**Work required:** Only a single number is expected: how many lines of the data hold the word "value".

[Extracted data entries]
--- --- ---

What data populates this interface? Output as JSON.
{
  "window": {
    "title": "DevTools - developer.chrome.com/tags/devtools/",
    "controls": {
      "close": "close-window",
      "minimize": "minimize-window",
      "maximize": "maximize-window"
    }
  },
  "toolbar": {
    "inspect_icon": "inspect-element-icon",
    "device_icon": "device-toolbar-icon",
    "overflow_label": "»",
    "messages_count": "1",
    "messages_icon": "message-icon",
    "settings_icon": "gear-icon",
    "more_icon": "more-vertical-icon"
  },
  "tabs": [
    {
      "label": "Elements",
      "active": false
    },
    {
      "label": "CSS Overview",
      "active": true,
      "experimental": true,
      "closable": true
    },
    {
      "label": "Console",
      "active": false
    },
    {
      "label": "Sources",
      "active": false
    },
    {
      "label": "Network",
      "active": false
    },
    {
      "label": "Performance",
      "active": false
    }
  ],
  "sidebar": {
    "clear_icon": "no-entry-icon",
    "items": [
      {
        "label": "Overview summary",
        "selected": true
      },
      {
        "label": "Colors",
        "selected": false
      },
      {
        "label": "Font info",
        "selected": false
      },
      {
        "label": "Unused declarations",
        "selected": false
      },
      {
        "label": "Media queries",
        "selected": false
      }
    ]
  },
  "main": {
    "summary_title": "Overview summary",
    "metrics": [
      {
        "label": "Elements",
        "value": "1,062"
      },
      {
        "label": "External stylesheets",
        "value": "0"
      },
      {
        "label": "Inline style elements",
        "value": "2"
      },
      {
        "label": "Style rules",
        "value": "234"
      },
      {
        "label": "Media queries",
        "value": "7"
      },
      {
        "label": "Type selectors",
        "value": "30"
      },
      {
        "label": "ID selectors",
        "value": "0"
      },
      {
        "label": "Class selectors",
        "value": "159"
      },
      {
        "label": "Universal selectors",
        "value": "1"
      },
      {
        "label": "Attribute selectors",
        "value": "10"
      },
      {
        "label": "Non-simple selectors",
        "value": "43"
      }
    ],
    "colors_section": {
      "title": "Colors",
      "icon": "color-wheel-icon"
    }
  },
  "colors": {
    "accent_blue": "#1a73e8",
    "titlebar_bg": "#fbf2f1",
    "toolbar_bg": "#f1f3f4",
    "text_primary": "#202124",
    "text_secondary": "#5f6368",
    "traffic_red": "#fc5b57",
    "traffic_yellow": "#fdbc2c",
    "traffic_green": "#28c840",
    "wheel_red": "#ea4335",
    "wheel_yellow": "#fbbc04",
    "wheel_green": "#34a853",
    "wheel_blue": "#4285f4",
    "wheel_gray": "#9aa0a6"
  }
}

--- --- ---

**Task answer:** 11